START SUPPLIED RECORDS

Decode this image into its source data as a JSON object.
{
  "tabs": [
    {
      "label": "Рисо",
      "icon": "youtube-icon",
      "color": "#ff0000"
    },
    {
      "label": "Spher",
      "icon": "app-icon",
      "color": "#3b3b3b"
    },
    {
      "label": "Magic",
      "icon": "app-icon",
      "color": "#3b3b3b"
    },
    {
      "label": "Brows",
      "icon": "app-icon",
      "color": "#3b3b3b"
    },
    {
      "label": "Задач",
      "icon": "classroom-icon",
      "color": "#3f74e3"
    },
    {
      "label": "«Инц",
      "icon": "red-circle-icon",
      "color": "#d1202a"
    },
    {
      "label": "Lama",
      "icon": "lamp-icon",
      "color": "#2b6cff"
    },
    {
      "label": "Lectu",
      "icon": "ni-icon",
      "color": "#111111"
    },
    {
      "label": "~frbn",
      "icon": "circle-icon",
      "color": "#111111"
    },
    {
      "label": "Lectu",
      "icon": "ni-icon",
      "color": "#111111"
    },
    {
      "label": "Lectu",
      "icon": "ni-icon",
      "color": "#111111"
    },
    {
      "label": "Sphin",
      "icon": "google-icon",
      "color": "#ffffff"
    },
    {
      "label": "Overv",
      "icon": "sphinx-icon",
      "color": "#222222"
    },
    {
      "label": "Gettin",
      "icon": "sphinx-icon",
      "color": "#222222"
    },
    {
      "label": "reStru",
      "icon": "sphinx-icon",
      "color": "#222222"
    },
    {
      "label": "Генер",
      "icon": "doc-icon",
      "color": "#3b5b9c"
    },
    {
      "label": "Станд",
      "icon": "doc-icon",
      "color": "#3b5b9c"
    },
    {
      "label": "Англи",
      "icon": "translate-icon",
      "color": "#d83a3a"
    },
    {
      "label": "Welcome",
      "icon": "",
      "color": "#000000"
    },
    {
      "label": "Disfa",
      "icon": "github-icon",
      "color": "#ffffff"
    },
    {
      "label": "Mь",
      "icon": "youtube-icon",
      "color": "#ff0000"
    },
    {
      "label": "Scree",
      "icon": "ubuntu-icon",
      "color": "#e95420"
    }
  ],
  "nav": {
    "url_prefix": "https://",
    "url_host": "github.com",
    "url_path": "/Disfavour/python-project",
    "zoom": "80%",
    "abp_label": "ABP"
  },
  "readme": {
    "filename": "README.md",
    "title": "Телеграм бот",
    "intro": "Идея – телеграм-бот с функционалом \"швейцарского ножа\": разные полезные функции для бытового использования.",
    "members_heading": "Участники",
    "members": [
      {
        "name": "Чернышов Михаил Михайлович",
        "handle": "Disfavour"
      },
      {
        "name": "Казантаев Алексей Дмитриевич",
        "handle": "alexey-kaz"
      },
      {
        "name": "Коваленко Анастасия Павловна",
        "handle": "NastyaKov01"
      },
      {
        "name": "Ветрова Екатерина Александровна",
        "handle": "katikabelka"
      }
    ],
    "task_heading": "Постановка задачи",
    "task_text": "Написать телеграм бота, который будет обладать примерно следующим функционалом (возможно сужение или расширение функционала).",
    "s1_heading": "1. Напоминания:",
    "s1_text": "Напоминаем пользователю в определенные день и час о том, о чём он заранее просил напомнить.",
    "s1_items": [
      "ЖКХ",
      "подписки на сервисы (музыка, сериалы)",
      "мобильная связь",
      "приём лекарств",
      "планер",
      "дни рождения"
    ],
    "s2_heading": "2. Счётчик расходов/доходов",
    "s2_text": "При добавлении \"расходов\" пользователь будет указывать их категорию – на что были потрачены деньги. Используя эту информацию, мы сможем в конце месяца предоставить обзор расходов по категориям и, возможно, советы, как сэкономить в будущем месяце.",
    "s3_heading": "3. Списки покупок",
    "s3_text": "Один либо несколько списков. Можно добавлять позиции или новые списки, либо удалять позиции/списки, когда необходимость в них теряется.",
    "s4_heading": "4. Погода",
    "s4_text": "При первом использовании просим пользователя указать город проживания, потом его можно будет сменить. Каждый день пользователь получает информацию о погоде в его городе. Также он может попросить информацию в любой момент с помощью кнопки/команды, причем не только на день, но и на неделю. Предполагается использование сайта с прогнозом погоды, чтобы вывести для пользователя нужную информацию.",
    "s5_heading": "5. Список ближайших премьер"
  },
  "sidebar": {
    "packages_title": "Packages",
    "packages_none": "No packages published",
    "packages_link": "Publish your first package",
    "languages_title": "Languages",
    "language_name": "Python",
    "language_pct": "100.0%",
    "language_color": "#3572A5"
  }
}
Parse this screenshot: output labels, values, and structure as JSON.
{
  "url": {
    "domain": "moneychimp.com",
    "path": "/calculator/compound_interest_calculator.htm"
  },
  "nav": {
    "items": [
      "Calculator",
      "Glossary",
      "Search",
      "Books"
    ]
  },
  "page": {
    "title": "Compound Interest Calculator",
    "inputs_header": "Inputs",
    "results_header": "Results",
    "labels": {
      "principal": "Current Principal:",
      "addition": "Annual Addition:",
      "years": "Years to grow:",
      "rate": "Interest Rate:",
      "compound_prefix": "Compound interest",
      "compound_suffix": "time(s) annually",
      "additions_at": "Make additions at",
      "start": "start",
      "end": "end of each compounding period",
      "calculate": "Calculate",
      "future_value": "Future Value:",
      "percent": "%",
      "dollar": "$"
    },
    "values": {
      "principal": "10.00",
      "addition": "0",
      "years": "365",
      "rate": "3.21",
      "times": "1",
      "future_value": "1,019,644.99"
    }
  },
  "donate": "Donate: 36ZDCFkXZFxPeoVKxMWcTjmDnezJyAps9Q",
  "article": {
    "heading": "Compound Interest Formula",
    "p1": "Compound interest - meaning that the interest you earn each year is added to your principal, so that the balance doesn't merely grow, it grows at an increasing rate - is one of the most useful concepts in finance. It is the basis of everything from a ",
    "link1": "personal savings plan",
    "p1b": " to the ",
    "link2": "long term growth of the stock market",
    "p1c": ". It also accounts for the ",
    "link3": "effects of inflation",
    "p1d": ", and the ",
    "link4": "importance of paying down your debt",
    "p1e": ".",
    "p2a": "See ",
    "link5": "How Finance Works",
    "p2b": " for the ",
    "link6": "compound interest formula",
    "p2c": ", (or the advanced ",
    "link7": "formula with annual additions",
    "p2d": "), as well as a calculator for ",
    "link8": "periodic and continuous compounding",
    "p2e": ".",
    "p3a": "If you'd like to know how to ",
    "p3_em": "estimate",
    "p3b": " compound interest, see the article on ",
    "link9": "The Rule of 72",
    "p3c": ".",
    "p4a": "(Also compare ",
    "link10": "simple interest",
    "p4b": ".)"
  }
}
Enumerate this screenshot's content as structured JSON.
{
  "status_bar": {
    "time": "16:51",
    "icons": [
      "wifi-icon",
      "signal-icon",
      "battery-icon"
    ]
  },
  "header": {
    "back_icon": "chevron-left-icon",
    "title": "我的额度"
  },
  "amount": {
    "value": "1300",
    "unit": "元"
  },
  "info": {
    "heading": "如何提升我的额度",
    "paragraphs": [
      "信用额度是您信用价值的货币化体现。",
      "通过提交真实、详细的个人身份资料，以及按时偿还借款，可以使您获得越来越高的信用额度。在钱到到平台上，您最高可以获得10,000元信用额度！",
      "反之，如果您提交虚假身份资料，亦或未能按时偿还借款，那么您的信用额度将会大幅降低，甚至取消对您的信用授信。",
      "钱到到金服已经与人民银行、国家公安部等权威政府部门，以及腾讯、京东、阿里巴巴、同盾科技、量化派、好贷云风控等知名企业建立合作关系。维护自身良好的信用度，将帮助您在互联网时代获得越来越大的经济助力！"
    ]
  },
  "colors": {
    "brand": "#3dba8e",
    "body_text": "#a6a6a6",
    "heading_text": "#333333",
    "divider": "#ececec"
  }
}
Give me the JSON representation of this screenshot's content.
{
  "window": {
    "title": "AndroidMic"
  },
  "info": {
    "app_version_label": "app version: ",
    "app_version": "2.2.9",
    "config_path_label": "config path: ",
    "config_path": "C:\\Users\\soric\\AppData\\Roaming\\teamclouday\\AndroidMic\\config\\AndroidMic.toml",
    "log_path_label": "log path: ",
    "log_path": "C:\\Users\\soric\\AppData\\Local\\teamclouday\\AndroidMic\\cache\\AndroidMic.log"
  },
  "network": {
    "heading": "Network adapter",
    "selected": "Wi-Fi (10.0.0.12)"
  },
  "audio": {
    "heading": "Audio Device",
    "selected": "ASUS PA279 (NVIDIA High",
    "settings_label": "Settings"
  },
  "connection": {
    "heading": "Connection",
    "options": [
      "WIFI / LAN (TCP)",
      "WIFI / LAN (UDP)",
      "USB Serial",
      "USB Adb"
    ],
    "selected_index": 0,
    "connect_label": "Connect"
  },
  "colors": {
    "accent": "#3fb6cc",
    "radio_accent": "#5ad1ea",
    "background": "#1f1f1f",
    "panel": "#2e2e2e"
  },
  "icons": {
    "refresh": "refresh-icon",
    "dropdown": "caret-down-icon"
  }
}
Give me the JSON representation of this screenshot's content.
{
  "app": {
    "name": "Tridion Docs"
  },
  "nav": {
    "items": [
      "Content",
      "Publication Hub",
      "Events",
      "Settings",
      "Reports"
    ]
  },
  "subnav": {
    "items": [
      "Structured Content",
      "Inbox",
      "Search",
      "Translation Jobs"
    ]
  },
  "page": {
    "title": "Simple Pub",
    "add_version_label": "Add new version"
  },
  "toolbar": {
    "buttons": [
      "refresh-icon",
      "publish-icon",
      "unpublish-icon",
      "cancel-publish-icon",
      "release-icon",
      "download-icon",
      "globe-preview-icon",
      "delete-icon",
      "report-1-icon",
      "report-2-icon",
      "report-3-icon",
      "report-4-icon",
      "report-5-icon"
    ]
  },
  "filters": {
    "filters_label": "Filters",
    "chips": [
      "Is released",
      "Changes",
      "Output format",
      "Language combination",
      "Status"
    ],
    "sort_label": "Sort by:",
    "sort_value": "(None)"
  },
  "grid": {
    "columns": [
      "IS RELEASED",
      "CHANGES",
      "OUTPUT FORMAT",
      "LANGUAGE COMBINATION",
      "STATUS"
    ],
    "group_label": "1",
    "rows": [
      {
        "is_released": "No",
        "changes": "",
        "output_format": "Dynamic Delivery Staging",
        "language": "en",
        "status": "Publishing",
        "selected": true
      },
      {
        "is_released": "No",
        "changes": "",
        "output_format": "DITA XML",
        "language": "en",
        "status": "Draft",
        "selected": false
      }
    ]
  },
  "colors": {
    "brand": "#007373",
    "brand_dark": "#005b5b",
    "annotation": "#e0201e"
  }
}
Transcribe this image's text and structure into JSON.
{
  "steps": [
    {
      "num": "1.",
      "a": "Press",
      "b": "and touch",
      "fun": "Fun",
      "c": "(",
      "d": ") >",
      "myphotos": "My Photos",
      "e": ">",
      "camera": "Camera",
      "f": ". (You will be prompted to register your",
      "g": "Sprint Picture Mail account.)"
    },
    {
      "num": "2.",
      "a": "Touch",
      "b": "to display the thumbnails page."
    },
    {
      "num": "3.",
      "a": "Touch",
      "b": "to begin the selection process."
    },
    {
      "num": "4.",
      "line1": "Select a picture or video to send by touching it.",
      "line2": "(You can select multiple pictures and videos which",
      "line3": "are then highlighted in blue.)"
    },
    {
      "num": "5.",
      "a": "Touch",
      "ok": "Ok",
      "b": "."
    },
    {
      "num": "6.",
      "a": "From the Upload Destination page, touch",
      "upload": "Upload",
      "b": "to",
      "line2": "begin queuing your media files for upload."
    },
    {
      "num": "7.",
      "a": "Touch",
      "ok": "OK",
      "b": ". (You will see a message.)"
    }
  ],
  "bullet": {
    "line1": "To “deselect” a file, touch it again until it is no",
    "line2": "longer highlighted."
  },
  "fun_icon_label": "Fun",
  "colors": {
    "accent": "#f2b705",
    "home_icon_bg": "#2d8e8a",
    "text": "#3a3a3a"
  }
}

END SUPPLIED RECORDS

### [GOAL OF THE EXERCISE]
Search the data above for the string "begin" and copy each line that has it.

### [RESULT FOR THIS TASK]
      "b": "to begin the selection process."
      "line2": "begin queuing your media files for upload."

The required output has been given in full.